- EXERCISE DIRECTIONS:
The full listing, start to finish: write it out again exactly.
EXERCISE DATA START
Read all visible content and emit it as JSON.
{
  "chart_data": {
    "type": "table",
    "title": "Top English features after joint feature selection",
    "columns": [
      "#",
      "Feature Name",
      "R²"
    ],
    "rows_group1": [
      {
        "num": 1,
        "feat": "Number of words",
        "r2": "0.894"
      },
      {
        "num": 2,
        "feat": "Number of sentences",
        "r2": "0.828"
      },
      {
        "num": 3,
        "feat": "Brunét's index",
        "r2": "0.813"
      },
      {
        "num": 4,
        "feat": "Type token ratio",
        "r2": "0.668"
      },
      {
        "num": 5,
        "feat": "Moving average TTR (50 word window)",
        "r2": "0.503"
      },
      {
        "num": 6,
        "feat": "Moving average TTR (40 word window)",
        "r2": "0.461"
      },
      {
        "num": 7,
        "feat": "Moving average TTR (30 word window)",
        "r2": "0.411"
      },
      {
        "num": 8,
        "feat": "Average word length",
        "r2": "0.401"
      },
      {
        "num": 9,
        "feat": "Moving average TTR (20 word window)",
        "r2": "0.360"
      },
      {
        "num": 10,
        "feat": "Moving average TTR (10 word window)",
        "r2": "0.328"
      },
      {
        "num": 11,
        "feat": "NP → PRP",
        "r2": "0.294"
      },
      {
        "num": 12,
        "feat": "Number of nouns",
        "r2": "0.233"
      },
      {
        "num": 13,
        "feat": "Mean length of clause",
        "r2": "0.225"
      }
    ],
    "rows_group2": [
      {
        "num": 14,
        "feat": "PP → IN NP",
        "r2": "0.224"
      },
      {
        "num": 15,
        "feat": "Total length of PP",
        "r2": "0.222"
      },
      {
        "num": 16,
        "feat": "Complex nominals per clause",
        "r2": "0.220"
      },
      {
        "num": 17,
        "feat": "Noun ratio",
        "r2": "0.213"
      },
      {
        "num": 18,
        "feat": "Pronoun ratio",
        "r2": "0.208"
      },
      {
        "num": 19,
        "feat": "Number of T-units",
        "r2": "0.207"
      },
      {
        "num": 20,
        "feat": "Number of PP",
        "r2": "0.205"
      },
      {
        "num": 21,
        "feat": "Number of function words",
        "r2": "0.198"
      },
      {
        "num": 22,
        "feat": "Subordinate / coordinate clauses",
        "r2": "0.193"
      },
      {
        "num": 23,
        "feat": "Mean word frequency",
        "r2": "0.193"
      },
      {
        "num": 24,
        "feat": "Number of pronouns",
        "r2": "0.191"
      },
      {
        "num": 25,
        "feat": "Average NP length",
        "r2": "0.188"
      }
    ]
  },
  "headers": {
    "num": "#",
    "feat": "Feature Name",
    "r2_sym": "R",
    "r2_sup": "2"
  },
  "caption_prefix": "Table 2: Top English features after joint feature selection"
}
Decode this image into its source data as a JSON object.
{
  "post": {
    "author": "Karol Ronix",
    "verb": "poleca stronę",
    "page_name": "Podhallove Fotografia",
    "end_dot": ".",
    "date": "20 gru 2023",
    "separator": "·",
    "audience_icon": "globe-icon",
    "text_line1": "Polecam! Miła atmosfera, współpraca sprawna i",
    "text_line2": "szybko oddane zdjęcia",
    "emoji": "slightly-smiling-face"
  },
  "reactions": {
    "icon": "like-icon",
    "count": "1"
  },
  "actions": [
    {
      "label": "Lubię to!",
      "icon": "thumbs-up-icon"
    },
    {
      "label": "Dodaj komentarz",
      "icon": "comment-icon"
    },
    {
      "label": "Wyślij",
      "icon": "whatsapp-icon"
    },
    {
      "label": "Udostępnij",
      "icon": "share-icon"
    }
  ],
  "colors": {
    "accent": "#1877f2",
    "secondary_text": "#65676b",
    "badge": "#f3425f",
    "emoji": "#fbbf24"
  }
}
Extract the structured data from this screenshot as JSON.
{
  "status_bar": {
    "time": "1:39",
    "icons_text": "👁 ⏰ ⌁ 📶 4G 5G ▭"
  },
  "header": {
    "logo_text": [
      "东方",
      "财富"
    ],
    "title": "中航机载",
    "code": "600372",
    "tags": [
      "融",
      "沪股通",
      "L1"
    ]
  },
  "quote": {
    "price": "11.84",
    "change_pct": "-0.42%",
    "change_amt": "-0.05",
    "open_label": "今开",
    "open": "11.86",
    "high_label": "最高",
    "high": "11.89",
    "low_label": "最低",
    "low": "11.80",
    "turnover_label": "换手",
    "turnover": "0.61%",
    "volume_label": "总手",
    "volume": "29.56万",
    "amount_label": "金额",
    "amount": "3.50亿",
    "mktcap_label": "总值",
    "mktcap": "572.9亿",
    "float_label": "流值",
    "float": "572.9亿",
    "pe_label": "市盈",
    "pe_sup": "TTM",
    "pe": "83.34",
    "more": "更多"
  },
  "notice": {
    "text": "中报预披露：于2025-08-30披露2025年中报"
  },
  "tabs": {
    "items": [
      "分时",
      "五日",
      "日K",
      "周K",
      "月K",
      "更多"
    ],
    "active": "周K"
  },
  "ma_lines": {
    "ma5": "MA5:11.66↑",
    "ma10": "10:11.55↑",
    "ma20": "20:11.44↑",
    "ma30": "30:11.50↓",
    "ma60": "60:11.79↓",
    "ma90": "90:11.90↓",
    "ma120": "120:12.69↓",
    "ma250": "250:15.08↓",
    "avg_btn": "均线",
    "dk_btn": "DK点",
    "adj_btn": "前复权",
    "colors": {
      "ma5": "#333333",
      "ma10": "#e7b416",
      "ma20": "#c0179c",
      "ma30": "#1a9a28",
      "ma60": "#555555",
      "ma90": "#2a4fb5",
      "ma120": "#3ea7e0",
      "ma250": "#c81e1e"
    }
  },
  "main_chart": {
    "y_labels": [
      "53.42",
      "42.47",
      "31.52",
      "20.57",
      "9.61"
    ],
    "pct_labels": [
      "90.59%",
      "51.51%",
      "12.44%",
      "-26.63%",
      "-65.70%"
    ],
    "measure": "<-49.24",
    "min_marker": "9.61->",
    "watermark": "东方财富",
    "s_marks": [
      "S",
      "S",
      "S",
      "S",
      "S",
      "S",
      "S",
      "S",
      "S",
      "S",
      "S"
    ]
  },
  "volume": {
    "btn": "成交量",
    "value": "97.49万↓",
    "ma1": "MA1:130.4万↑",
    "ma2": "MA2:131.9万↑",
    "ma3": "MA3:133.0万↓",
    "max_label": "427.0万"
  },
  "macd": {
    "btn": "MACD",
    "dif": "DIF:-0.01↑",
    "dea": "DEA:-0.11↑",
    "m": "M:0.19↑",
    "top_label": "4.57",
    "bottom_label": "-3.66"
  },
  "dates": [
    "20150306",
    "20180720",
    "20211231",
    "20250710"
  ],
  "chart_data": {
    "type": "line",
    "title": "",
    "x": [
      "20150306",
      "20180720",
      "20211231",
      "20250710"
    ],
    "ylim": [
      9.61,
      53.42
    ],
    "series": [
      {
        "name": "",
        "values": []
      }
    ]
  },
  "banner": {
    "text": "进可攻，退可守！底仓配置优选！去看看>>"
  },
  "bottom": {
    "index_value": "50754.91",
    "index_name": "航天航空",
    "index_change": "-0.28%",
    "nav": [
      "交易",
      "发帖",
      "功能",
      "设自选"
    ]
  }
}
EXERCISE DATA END
- RESULT OF THE TASK:
Read all visible content and emit it as JSON.
{
  "chart_data": {
    "type": "table",
    "title": "Top English features after joint feature selection",
    "columns": [
      "#",
      "Feature Name",
      "R²"
    ],
    "rows_group1": [
      {
        "num": 1,
        "feat": "Number of words",
        "r2": "0.894"
      },
      {
        "num": 2,
        "feat": "Number of sentences",
        "r2": "0.828"
      },
      {
        "num": 3,
        "feat": "Brunét's index",
        "r2": "0.813"
      },
      {
        "num": 4,
        "feat": "Type token ratio",
        "r2": "0.668"
      },
      {
        "num": 5,
        "feat": "Moving average TTR (50 word window)",
        "r2": "0.503"
      },
      {
        "num": 6,
        "feat": "Moving average TTR (40 word window)",
        "r2": "0.461"
      },
      {
        "num": 7,
        "feat": "Moving average TTR (30 word window)",
        "r2": "0.411"
      },
      {
        "num": 8,
        "feat": "Average word length",
        "r2": "0.401"
      },
      {
        "num": 9,
        "feat": "Moving average TTR (20 word window)",
        "r2": "0.360"
      },
      {
        "num": 10,
        "feat": "Moving average TTR (10 word window)",
        "r2": "0.328"
      },
      {
        "num": 11,
        "feat": "NP → PRP",
        "r2": "0.294"
      },
      {
        "num": 12,
        "feat": "Number of nouns",
        "r2": "0.233"
      },
      {
        "num": 13,
        "feat": "Mean length of clause",
        "r2": "0.225"
      }
    ],
    "rows_group2": [
      {
        "num": 14,
        "feat": "PP → IN NP",
        "r2": "0.224"
      },
      {
        "num": 15,
        "feat": "Total length of PP",
        "r2": "0.222"
      },
      {
        "num": 16,
        "feat": "Complex nominals per clause",
        "r2": "0.220"
      },
      {
        "num": 17,
        "feat": "Noun ratio",
        "r2": "0.213"
      },
      {
        "num": 18,
        "feat": "Pronoun ratio",
        "r2": "0.208"
      },
      {
        "num": 19,
        "feat": "Number of T-units",
        "r2": "0.207"
      },
      {
        "num": 20,
        "feat": "Number of PP",
        "r2": "0.205"
      },
      {
        "num": 21,
        "feat": "Number of function words",
        "r2": "0.198"
      },
      {
        "num": 22,
        "feat": "Subordinate / coordinate clauses",
        "r2": "0.193"
      },
      {
        "num": 23,
        "feat": "Mean word frequency",
        "r2": "0.193"
      },
      {
        "num": 24,
        "feat": "Number of pronouns",
        "r2": "0.191"
      },
      {
        "num": 25,
        "feat": "Average NP length",
        "r2": "0.188"
      }
    ]
  },
  "headers": {
    "num": "#",
    "feat": "Feature Name",
    "r2_sym": "R",
    "r2_sup": "2"
  },
  "caption_prefix": "Table 2: Top English features after joint feature selection"
}
Decode this image into its source data as a JSON object.
{
  "post": {
    "author": "Karol Ronix",
    "verb": "poleca stronę",
    "page_name": "Podhallove Fotografia",
    "end_dot": ".",
    "date": "20 gru 2023",
    "separator": "·",
    "audience_icon": "globe-icon",
    "text_line1": "Polecam! Miła atmosfera, współpraca sprawna i",
    "text_line2": "szybko oddane zdjęcia",
    "emoji": "slightly-smiling-face"
  },
  "reactions": {
    "icon": "like-icon",
    "count": "1"
  },
  "actions": [
    {
      "label": "Lubię to!",
      "icon": "thumbs-up-icon"
    },
    {
      "label": "Dodaj komentarz",
      "icon": "comment-icon"
    },
    {
      "label": "Wyślij",
      "icon": "whatsapp-icon"
    },
    {
      "label": "Udostępnij",
      "icon": "share-icon"
    }
  ],
  "colors": {
    "accent": "#1877f2",
    "secondary_text": "#65676b",
    "badge": "#f3425f",
    "emoji": "#fbbf24"
  }
}
Extract the structured data from this screenshot as JSON.
{
  "status_bar": {
    "time": "1:39",
    "icons_text": "👁 ⏰ ⌁ 📶 4G 5G ▭"
  },
  "header": {
    "logo_text": [
      "东方",
      "财富"
    ],
    "title": "中航机载",
    "code": "600372",
    "tags": [
      "融",
      "沪股通",
      "L1"
    ]
  },
  "quote": {
    "price": "11.84",
    "change_pct": "-0.42%",
    "change_amt": "-0.05",
    "open_label": "今开",
    "open": "11.86",
    "high_label": "最高",
    "high": "11.89",
    "low_label": "最低",
    "low": "11.80",
    "turnover_label": "换手",
    "turnover": "0.61%",
    "volume_label": "总手",
    "volume": "29.56万",
    "amount_label": "金额",
    "amount": "3.50亿",
    "mktcap_label": "总值",
    "mktcap": "572.9亿",
    "float_label": "流值",
    "float": "572.9亿",
    "pe_label": "市盈",
    "pe_sup": "TTM",
    "pe": "83.34",
    "more": "更多"
  },
  "notice": {
    "text": "中报预披露：于2025-08-30披露2025年中报"
  },
  "tabs": {
    "items": [
      "分时",
      "五日",
      "日K",
      "周K",
      "月K",
      "更多"
    ],
    "active": "周K"
  },
  "ma_lines": {
    "ma5": "MA5:11.66↑",
    "ma10": "10:11.55↑",
    "ma20": "20:11.44↑",
    "ma30": "30:11.50↓",
    "ma60": "60:11.79↓",
    "ma90": "90:11.90↓",
    "ma120": "120:12.69↓",
    "ma250": "250:15.08↓",
    "avg_btn": "均线",
    "dk_btn": "DK点",
    "adj_btn": "前复权",
    "colors": {
      "ma5": "#333333",
      "ma10": "#e7b416",
      "ma20": "#c0179c",
      "ma30": "#1a9a28",
      "ma60": "#555555",
      "ma90": "#2a4fb5",
      "ma120": "#3ea7e0",
      "ma250": "#c81e1e"
    }
  },
  "main_chart": {
    "y_labels": [
      "53.42",
      "42.47",
      "31.52",
      "20.57",
      "9.61"
    ],
    "pct_labels": [
      "90.59%",
      "51.51%",
      "12.44%",
      "-26.63%",
      "-65.70%"
    ],
    "measure": "<-49.24",
    "min_marker": "9.61->",
    "watermark": "东方财富",
    "s_marks": [
      "S",
      "S",
      "S",
      "S",
      "S",
      "S",
      "S",
      "S",
      "S",
      "S",
      "S"
    ]
  },
  "volume": {
    "btn": "成交量",
    "value": "97.49万↓",
    "ma1": "MA1:130.4万↑",
    "ma2": "MA2:131.9万↑",
    "ma3": "MA3:133.0万↓",
    "max_label": "427.0万"
  },
  "macd": {
    "btn": "MACD",
    "dif": "DIF:-0.01↑",
    "dea": "DEA:-0.11↑",
    "m": "M:0.19↑",
    "top_label": "4.57",
    "bottom_label": "-3.66"
  },
  "dates": [
    "20150306",
    "20180720",
    "20211231",
    "20250710"
  ],
  "chart_data": {
    "type": "line",
    "title": "",
    "x": [
      "20150306",
      "20180720",
      "20211231",
      "20250710"
    ],
    "ylim": [
      9.61,
      53.42
    ],
    "series": [
      {
        "name": "",
        "values": []
      }
    ]
  },
  "banner": {
    "text": "进可攻，退可守！底仓配置优选！去看看>>"
  },
  "bottom": {
    "index_value": "50754.91",
    "index_name": "航天航空",
    "index_change": "-0.28%",
    "nav": [
      "交易",
      "发帖",
      "功能",
      "设自选"
    ]
  }
}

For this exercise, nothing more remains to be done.